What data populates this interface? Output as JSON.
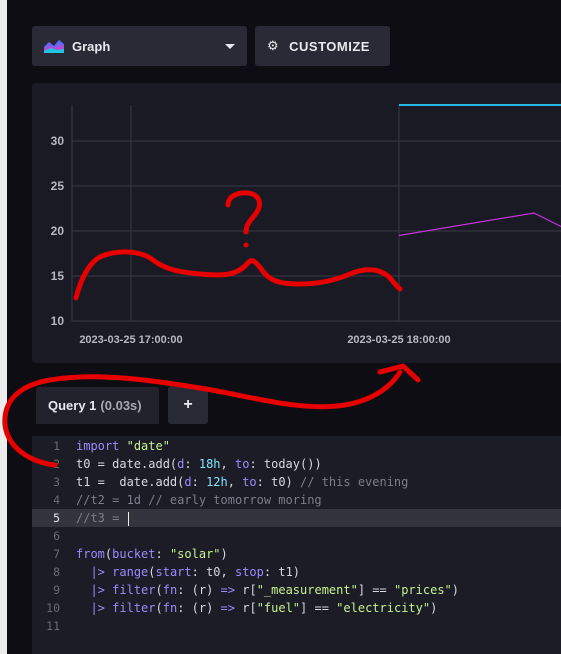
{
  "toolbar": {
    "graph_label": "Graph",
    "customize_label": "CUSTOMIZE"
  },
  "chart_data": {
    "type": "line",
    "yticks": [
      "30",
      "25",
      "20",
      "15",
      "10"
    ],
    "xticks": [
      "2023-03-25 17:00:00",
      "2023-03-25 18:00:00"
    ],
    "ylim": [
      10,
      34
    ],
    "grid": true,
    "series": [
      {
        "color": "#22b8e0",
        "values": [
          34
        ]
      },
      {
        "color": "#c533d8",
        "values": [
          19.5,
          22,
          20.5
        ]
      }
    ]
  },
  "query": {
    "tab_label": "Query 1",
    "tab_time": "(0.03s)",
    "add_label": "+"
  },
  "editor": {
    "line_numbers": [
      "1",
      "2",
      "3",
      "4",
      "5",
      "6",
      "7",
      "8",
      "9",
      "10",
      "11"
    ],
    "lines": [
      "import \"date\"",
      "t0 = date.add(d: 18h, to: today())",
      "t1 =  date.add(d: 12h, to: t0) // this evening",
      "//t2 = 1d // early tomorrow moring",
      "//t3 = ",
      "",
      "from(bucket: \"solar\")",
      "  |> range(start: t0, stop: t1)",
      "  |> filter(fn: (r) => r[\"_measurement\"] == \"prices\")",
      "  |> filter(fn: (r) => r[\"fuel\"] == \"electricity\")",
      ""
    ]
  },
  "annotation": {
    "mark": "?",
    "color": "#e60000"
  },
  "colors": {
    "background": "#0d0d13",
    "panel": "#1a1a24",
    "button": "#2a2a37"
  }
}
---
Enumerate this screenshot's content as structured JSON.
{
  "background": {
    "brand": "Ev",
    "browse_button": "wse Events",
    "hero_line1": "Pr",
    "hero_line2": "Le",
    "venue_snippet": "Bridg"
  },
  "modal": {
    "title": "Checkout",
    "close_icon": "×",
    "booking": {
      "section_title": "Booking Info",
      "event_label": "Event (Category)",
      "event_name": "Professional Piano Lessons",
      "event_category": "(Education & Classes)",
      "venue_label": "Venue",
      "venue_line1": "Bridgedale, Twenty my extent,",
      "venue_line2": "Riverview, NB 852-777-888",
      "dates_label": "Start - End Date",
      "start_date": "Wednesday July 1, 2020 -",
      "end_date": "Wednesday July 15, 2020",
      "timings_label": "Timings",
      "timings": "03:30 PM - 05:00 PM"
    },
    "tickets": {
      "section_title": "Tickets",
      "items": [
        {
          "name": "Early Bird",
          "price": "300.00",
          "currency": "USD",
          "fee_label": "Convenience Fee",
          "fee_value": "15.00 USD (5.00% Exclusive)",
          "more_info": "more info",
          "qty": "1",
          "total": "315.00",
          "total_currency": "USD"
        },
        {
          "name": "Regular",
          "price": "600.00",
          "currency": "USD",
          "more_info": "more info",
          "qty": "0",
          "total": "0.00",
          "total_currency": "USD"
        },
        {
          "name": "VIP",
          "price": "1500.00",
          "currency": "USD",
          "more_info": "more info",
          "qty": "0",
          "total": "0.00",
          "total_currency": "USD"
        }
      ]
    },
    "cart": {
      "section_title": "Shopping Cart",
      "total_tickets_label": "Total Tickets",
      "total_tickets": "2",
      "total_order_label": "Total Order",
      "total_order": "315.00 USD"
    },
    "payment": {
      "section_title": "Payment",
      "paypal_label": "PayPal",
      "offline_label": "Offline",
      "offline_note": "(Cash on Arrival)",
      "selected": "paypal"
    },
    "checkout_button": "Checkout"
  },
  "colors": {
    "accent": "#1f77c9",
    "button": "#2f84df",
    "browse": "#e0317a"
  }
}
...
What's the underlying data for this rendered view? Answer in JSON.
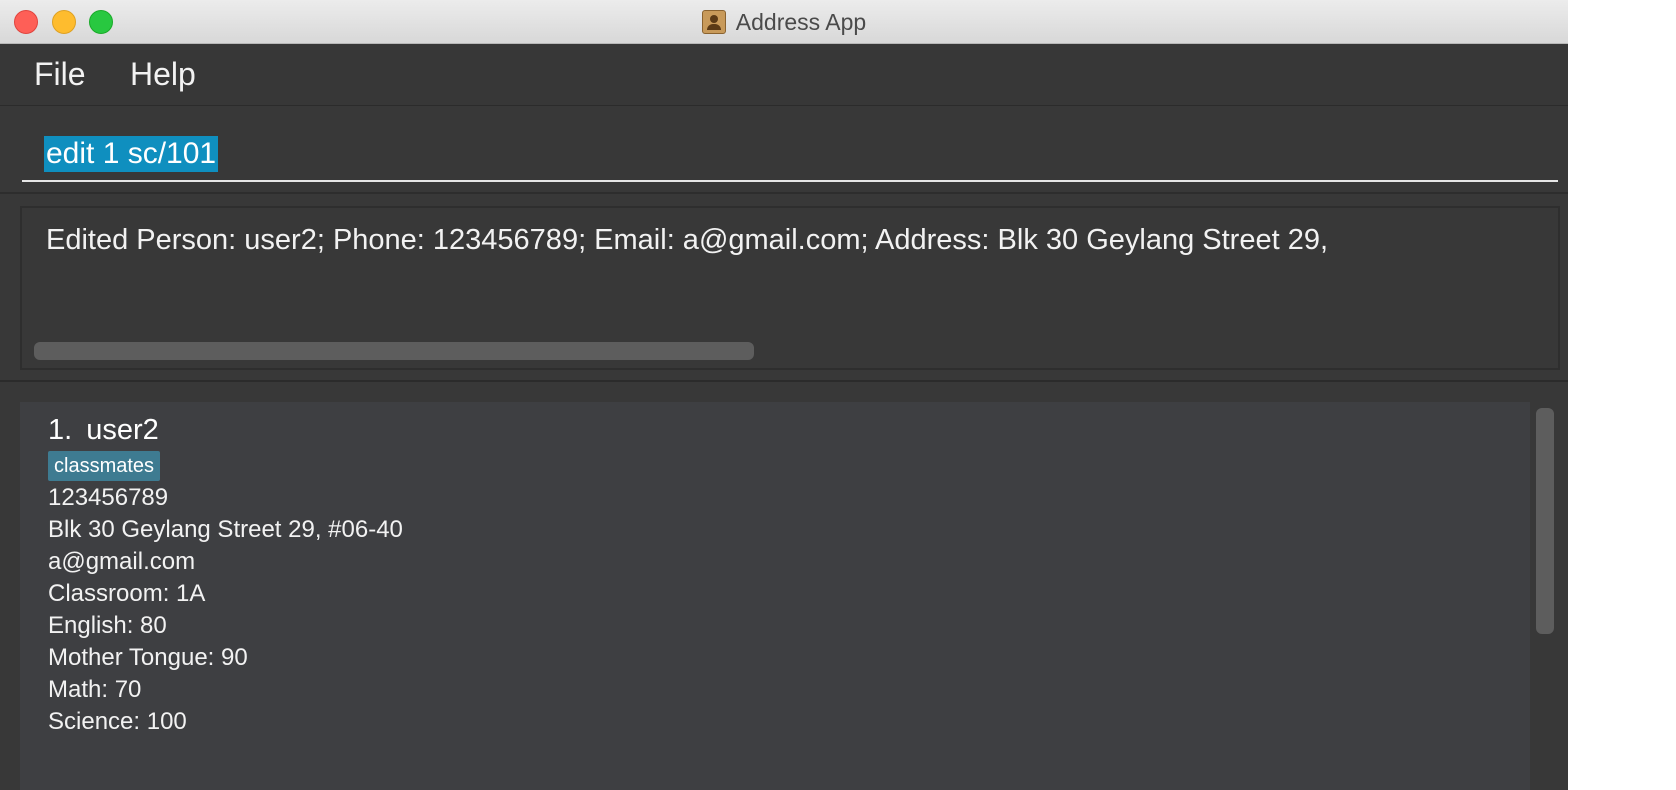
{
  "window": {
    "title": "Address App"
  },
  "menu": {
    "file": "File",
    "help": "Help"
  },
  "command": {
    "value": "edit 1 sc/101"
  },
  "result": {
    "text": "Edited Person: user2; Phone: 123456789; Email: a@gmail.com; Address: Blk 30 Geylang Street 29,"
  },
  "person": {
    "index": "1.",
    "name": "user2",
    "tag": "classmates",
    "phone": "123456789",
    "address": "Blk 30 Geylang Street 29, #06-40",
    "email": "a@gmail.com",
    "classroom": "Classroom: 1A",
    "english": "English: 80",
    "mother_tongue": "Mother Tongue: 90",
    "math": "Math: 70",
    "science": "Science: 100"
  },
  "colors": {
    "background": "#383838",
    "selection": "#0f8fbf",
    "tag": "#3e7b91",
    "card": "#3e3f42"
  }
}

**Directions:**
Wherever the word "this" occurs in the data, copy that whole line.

**Response area:**
What data populates this interface? Output as JSON.
      "t1 =  date.add(d: 12h, to: t0) // this evening",
Enumerate this screenshot's content as structured JSON.
What's the underlying data for this rendered view? Answer in JSON.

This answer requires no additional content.